Your objective:
The expected output is every entry, repeated word for word.

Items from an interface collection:
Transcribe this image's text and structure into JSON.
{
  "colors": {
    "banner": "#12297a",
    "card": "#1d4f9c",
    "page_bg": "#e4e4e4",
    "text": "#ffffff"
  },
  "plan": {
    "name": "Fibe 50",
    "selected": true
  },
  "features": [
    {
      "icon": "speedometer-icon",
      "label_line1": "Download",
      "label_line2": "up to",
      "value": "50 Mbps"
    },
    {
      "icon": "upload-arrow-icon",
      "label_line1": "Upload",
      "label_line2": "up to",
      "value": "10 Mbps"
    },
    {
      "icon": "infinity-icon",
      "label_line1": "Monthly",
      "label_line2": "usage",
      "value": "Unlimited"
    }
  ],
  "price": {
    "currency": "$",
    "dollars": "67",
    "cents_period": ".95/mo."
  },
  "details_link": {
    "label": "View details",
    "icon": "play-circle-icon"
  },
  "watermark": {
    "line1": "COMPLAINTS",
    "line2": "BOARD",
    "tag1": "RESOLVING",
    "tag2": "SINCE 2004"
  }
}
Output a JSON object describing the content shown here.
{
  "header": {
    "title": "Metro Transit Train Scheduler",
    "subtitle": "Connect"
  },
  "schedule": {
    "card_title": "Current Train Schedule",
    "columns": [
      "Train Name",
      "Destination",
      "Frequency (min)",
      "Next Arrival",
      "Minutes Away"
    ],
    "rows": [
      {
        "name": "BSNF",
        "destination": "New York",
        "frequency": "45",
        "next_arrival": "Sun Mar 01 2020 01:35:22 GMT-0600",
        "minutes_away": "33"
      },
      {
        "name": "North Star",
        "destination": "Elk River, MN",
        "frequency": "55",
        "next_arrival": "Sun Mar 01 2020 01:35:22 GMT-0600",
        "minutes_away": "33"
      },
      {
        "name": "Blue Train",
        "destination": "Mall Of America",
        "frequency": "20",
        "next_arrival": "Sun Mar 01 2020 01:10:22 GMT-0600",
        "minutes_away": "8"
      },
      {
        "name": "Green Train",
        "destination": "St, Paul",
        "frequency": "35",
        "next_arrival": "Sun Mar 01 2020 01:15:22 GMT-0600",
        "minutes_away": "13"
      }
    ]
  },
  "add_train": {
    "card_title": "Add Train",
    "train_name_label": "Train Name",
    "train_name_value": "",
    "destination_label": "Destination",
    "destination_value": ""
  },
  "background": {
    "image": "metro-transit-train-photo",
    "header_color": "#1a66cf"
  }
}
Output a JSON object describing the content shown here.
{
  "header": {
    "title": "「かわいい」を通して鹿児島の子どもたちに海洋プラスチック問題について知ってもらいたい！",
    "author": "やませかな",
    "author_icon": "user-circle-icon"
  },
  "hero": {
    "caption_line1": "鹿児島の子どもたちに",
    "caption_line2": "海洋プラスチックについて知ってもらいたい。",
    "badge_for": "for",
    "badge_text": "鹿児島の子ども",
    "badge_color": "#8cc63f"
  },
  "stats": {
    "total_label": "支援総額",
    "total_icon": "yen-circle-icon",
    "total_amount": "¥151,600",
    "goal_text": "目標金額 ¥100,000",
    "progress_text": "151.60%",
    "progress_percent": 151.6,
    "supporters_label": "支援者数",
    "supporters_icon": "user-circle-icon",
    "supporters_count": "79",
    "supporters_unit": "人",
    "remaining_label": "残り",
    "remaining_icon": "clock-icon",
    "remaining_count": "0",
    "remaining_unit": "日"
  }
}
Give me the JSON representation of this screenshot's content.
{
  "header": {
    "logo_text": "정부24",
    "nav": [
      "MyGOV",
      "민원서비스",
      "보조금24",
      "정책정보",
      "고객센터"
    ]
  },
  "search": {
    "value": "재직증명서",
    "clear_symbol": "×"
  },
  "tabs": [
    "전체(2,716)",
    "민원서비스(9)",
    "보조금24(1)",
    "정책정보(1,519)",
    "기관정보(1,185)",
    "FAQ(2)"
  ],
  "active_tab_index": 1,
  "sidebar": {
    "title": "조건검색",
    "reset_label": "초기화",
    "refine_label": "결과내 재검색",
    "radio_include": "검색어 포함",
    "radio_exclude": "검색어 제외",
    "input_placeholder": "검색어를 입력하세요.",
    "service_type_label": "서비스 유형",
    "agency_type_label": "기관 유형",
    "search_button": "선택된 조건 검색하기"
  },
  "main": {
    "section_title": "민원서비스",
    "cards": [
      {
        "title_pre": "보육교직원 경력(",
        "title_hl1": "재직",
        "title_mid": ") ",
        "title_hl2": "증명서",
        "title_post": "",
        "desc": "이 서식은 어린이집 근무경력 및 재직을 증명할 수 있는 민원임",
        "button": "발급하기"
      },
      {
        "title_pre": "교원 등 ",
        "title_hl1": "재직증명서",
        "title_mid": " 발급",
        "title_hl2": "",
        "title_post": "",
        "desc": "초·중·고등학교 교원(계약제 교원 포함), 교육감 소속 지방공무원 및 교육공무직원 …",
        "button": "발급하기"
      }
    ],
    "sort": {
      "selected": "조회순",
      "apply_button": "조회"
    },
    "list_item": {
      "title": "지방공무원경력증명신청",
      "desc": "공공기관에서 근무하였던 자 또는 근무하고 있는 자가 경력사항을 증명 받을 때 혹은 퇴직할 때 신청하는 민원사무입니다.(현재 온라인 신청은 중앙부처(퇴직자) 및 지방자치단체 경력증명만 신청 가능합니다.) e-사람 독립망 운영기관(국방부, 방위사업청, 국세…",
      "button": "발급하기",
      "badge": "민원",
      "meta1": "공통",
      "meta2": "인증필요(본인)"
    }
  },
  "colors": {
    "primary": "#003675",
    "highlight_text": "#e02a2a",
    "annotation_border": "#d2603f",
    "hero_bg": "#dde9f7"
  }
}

Expected output:
Transcribe this image's text and structure into JSON.
{
  "colors": {
    "banner": "#12297a",
    "card": "#1d4f9c",
    "page_bg": "#e4e4e4",
    "text": "#ffffff"
  },
  "plan": {
    "name": "Fibe 50",
    "selected": true
  },
  "features": [
    {
      "icon": "speedometer-icon",
      "label_line1": "Download",
      "label_line2": "up to",
      "value": "50 Mbps"
    },
    {
      "icon": "upload-arrow-icon",
      "label_line1": "Upload",
      "label_line2": "up to",
      "value": "10 Mbps"
    },
    {
      "icon": "infinity-icon",
      "label_line1": "Monthly",
      "label_line2": "usage",
      "value": "Unlimited"
    }
  ],
  "price": {
    "currency": "$",
    "dollars": "67",
    "cents_period": ".95/mo."
  },
  "details_link": {
    "label": "View details",
    "icon": "play-circle-icon"
  },
  "watermark": {
    "line1": "COMPLAINTS",
    "line2": "BOARD",
    "tag1": "RESOLVING",
    "tag2": "SINCE 2004"
  }
}
Output a JSON object describing the content shown here.
{
  "header": {
    "title": "Metro Transit Train Scheduler",
    "subtitle": "Connect"
  },
  "schedule": {
    "card_title": "Current Train Schedule",
    "columns": [
      "Train Name",
      "Destination",
      "Frequency (min)",
      "Next Arrival",
      "Minutes Away"
    ],
    "rows": [
      {
        "name": "BSNF",
        "destination": "New York",
        "frequency": "45",
        "next_arrival": "Sun Mar 01 2020 01:35:22 GMT-0600",
        "minutes_away": "33"
      },
      {
        "name": "North Star",
        "destination": "Elk River, MN",
        "frequency": "55",
        "next_arrival": "Sun Mar 01 2020 01:35:22 GMT-0600",
        "minutes_away": "33"
      },
      {
        "name": "Blue Train",
        "destination": "Mall Of America",
        "frequency": "20",
        "next_arrival": "Sun Mar 01 2020 01:10:22 GMT-0600",
        "minutes_away": "8"
      },
      {
        "name": "Green Train",
        "destination": "St, Paul",
        "frequency": "35",
        "next_arrival": "Sun Mar 01 2020 01:15:22 GMT-0600",
        "minutes_away": "13"
      }
    ]
  },
  "add_train": {
    "card_title": "Add Train",
    "train_name_label": "Train Name",
    "train_name_value": "",
    "destination_label": "Destination",
    "destination_value": ""
  },
  "background": {
    "image": "metro-transit-train-photo",
    "header_color": "#1a66cf"
  }
}
Output a JSON object describing the content shown here.
{
  "header": {
    "title": "「かわいい」を通して鹿児島の子どもたちに海洋プラスチック問題について知ってもらいたい！",
    "author": "やませかな",
    "author_icon": "user-circle-icon"
  },
  "hero": {
    "caption_line1": "鹿児島の子どもたちに",
    "caption_line2": "海洋プラスチックについて知ってもらいたい。",
    "badge_for": "for",
    "badge_text": "鹿児島の子ども",
    "badge_color": "#8cc63f"
  },
  "stats": {
    "total_label": "支援総額",
    "total_icon": "yen-circle-icon",
    "total_amount": "¥151,600",
    "goal_text": "目標金額 ¥100,000",
    "progress_text": "151.60%",
    "progress_percent": 151.6,
    "supporters_label": "支援者数",
    "supporters_icon": "user-circle-icon",
    "supporters_count": "79",
    "supporters_unit": "人",
    "remaining_label": "残り",
    "remaining_icon": "clock-icon",
    "remaining_count": "0",
    "remaining_unit": "日"
  }
}
Give me the JSON representation of this screenshot's content.
{
  "header": {
    "logo_text": "정부24",
    "nav": [
      "MyGOV",
      "민원서비스",
      "보조금24",
      "정책정보",
      "고객센터"
    ]
  },
  "search": {
    "value": "재직증명서",
    "clear_symbol": "×"
  },
  "tabs": [
    "전체(2,716)",
    "민원서비스(9)",
    "보조금24(1)",
    "정책정보(1,519)",
    "기관정보(1,185)",
    "FAQ(2)"
  ],
  "active_tab_index": 1,
  "sidebar": {
    "title": "조건검색",
    "reset_label": "초기화",
    "refine_label": "결과내 재검색",
    "radio_include": "검색어 포함",
    "radio_exclude": "검색어 제외",
    "input_placeholder": "검색어를 입력하세요.",
    "service_type_label": "서비스 유형",
    "agency_type_label": "기관 유형",
    "search_button": "선택된 조건 검색하기"
  },
  "main": {
    "section_title": "민원서비스",
    "cards": [
      {
        "title_pre": "보육교직원 경력(",
        "title_hl1": "재직",
        "title_mid": ") ",
        "title_hl2": "증명서",
        "title_post": "",
        "desc": "이 서식은 어린이집 근무경력 및 재직을 증명할 수 있는 민원임",
        "button": "발급하기"
      },
      {
        "title_pre": "교원 등 ",
        "title_hl1": "재직증명서",
        "title_mid": " 발급",
        "title_hl2": "",
        "title_post": "",
        "desc": "초·중·고등학교 교원(계약제 교원 포함), 교육감 소속 지방공무원 및 교육공무직원 …",
        "button": "발급하기"
      }
    ],
    "sort": {
      "selected": "조회순",
      "apply_button": "조회"
    },
    "list_item": {
      "title": "지방공무원경력증명신청",
      "desc": "공공기관에서 근무하였던 자 또는 근무하고 있는 자가 경력사항을 증명 받을 때 혹은 퇴직할 때 신청하는 민원사무입니다.(현재 온라인 신청은 중앙부처(퇴직자) 및 지방자치단체 경력증명만 신청 가능합니다.) e-사람 독립망 운영기관(국방부, 방위사업청, 국세…",
      "button": "발급하기",
      "badge": "민원",
      "meta1": "공통",
      "meta2": "인증필요(본인)"
    }
  },
  "colors": {
    "primary": "#003675",
    "highlight_text": "#e02a2a",
    "annotation_border": "#d2603f",
    "hero_bg": "#dde9f7"
  }
}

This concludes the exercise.